== Instructions for the task ==
Below are records. Copy every line with "sqlDB" in it.

[[ Supplied material, beginning ]]

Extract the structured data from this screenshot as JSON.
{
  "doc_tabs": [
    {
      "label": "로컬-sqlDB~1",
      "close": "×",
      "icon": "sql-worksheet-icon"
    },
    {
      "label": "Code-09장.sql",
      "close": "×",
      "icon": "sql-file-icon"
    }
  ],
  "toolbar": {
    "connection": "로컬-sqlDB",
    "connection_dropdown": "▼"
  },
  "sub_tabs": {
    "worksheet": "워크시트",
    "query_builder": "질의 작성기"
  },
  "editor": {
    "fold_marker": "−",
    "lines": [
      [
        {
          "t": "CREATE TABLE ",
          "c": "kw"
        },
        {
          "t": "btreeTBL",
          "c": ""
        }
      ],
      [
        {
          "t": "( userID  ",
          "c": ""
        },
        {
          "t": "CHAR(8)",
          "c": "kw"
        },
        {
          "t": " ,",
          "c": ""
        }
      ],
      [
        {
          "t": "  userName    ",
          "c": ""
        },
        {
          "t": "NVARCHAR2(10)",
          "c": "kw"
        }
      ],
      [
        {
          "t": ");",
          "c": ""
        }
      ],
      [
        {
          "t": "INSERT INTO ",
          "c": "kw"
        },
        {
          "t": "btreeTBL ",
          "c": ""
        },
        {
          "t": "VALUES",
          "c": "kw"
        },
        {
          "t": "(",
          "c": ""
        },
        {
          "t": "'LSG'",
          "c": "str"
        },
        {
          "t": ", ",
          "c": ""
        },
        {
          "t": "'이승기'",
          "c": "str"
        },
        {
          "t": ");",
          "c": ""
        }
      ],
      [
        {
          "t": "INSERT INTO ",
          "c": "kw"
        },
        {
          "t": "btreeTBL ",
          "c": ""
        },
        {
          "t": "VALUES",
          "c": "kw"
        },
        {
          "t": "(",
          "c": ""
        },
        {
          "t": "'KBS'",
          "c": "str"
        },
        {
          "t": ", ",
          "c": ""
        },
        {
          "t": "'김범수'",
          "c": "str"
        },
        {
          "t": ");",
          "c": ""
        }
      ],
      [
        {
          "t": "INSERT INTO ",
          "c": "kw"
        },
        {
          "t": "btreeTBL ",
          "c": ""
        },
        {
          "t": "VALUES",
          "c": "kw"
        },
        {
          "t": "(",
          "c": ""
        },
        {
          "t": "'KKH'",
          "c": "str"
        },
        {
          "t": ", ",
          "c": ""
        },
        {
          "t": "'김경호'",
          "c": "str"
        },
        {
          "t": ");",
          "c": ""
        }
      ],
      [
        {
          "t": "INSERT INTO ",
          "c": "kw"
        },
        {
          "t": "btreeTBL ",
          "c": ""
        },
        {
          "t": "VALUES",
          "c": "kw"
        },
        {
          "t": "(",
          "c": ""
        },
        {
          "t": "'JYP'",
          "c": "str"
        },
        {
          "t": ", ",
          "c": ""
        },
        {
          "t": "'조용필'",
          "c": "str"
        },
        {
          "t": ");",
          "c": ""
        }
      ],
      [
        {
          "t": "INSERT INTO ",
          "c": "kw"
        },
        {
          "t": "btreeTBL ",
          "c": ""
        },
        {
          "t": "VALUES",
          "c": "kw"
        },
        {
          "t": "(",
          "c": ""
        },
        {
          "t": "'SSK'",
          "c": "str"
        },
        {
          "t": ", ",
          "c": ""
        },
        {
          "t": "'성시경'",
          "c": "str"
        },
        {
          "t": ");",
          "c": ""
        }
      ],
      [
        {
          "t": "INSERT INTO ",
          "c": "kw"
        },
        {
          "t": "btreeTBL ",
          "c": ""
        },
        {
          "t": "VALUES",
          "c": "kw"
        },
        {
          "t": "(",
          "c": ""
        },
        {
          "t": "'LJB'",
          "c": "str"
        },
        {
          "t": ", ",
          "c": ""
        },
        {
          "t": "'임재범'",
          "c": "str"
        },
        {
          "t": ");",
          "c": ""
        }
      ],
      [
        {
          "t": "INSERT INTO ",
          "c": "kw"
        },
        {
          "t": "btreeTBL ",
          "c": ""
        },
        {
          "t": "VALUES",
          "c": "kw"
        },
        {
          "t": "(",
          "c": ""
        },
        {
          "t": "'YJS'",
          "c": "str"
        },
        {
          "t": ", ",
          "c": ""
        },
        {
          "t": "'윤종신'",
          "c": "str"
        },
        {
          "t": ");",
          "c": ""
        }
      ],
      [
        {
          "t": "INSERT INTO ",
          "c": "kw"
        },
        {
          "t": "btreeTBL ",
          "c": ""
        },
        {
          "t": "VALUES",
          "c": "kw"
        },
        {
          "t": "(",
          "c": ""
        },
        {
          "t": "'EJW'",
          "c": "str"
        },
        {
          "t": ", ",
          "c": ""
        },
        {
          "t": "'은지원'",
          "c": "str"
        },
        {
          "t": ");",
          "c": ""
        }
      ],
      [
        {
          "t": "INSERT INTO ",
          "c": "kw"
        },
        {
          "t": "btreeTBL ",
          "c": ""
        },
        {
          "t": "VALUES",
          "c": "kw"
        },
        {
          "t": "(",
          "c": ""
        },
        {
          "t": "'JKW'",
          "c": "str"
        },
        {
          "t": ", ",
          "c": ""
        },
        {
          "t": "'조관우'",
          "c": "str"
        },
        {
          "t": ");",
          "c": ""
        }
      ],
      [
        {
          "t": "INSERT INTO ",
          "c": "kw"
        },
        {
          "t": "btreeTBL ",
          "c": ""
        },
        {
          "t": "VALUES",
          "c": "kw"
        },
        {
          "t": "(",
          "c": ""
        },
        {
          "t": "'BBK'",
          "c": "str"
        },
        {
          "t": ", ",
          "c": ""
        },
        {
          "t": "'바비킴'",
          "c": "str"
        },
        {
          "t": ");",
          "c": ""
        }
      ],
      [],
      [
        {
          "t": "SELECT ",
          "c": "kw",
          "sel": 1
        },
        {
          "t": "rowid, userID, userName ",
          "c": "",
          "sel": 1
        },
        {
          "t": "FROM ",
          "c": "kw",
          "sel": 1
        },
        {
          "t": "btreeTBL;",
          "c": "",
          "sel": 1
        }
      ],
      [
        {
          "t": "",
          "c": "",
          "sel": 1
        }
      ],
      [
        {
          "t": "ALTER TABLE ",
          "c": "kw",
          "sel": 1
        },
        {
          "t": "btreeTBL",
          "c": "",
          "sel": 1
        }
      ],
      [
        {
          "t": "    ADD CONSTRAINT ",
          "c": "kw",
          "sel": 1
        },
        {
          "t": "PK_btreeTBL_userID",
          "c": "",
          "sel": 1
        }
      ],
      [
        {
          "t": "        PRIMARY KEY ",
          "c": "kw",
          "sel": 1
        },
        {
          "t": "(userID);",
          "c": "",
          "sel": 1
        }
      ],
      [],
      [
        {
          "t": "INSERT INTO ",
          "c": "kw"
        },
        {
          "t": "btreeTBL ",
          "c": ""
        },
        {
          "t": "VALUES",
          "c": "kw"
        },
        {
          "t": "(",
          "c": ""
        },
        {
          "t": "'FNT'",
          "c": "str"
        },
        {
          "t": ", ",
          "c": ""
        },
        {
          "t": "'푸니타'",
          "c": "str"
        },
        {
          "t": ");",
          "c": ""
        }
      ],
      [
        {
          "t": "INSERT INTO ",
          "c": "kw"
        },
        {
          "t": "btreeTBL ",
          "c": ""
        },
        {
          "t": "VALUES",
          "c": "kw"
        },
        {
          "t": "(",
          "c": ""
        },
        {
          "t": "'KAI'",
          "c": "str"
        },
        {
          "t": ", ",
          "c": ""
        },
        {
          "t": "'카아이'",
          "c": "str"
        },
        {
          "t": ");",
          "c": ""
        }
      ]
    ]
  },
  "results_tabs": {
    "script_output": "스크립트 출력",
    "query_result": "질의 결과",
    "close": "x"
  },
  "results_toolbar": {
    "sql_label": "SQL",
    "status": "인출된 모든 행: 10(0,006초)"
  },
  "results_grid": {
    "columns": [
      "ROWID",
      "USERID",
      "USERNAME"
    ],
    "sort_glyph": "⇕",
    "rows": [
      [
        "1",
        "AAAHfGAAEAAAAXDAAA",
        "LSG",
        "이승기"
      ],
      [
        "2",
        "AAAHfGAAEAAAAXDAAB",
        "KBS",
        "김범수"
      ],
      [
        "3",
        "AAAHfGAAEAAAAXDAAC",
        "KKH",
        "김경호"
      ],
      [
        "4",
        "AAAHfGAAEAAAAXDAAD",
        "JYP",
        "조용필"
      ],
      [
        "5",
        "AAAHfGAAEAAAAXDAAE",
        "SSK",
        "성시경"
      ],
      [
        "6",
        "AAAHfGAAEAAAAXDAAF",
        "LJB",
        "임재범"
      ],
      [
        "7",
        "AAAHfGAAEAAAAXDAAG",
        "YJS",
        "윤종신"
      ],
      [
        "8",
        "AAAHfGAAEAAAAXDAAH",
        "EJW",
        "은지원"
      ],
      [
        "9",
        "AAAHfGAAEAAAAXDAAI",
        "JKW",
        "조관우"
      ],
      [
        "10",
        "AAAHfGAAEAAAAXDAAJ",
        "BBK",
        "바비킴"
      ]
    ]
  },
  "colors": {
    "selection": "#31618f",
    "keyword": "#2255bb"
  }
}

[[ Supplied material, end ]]

== Task result ==
      "label": "로컬-sqlDB~1",
    "connection": "로컬-sqlDB",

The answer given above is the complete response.